|U.S. Classification||715/205, 715/234|
|International Classification||G06F17/27, G06F17/21, G06F17/22|
|Cooperative Classification||G06F17/27, G06F17/2264, G06F17/211|
|European Classification||G06F17/27, G06F17/22T, G06F17/21F|
|Aug 12, 1997||AS||Assignment|
Owner name: INTERNATIONAL BUSINESS MACHINES CORPORATION, NEW Y
Free format text: ASSIGNMENT OF ASSIGNORS INTEREST;ASSIGNOR:BERSTIS, VIKTORS;REEL/FRAME:009029/0223
Effective date: 19970804
|Dec 19, 2002||FPAY||Fee payment|
Year of fee payment: 4
|Jan 10, 2007||FPAY||Fee payment|
Year of fee payment: 8

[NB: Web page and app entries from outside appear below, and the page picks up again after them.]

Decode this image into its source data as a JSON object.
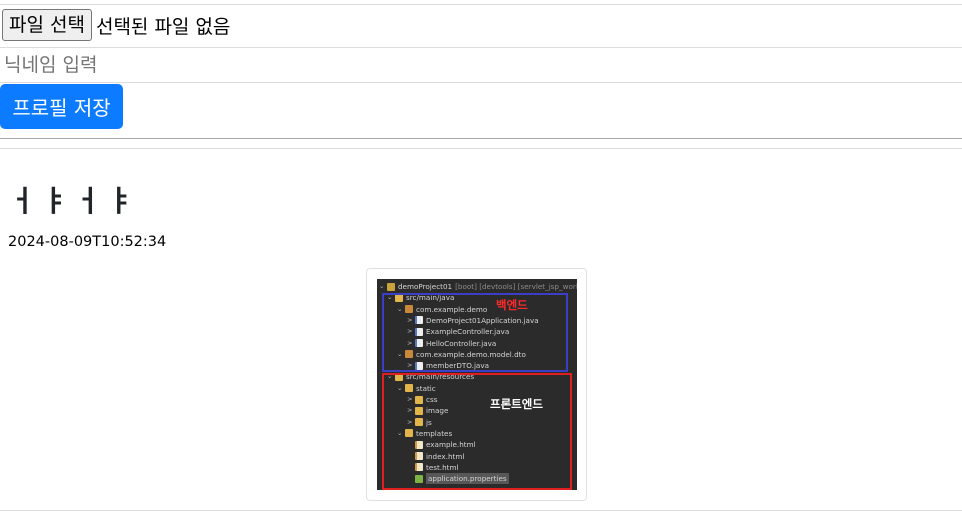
{
  "file_input": {
    "button_label": "파일 선택",
    "status": "선택된 파일 없음"
  },
  "nickname": {
    "placeholder": "닉네임 입력",
    "value": ""
  },
  "save_button": {
    "label": "프로필 저장",
    "color": "#0d7bff"
  },
  "post": {
    "title": "ㅓㅑㅓㅑ",
    "date": "2024-08-09T10:52:34",
    "image": {
      "annotations": {
        "backend": "백엔드",
        "frontend": "프론트엔드"
      },
      "tree": [
        {
          "arrow": "⌄",
          "icon": "proj",
          "label": "demoProject01",
          "suffix": "[boot] [devtools] [servlet_jsp_work",
          "selected": false
        },
        {
          "arrow": "⌄",
          "icon": "folder",
          "label": "src/main/java",
          "suffix": "",
          "selected": false
        },
        {
          "arrow": "⌄",
          "icon": "pkg",
          "label": "com.example.demo",
          "suffix": "",
          "selected": false
        },
        {
          "arrow": ">",
          "icon": "java",
          "label": "DemoProject01Application.java",
          "suffix": "",
          "selected": false
        },
        {
          "arrow": ">",
          "icon": "java",
          "label": "ExampleController.java",
          "suffix": "",
          "selected": false
        },
        {
          "arrow": ">",
          "icon": "java",
          "label": "HelloController.java",
          "suffix": "",
          "selected": false
        },
        {
          "arrow": "⌄",
          "icon": "pkg",
          "label": "com.example.demo.model.dto",
          "suffix": "",
          "selected": false
        },
        {
          "arrow": ">",
          "icon": "java",
          "label": "memberDTO.java",
          "suffix": "",
          "selected": false
        },
        {
          "arrow": "⌄",
          "icon": "folder",
          "label": "src/main/resources",
          "suffix": "",
          "selected": false
        },
        {
          "arrow": "⌄",
          "icon": "folder",
          "label": "static",
          "suffix": "",
          "selected": false
        },
        {
          "arrow": ">",
          "icon": "folder",
          "label": "css",
          "suffix": "",
          "selected": false
        },
        {
          "arrow": ">",
          "icon": "folder",
          "label": "image",
          "suffix": "",
          "selected": false
        },
        {
          "arrow": ">",
          "icon": "folder",
          "label": "js",
          "suffix": "",
          "selected": false
        },
        {
          "arrow": "⌄",
          "icon": "folder",
          "label": "templates",
          "suffix": "",
          "selected": false
        },
        {
          "arrow": "",
          "icon": "html",
          "label": "example.html",
          "suffix": "",
          "selected": false
        },
        {
          "arrow": "",
          "icon": "html",
          "label": "index.html",
          "suffix": "",
          "selected": false
        },
        {
          "arrow": "",
          "icon": "html",
          "label": "test.html",
          "suffix": "",
          "selected": false
        },
        {
          "arrow": "",
          "icon": "props",
          "label": "application.properties",
          "suffix": "",
          "selected": true
        }
      ]
    }
  }
}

|Jan 29, 2011||FPAY||Fee payment|
Year of fee payment: 12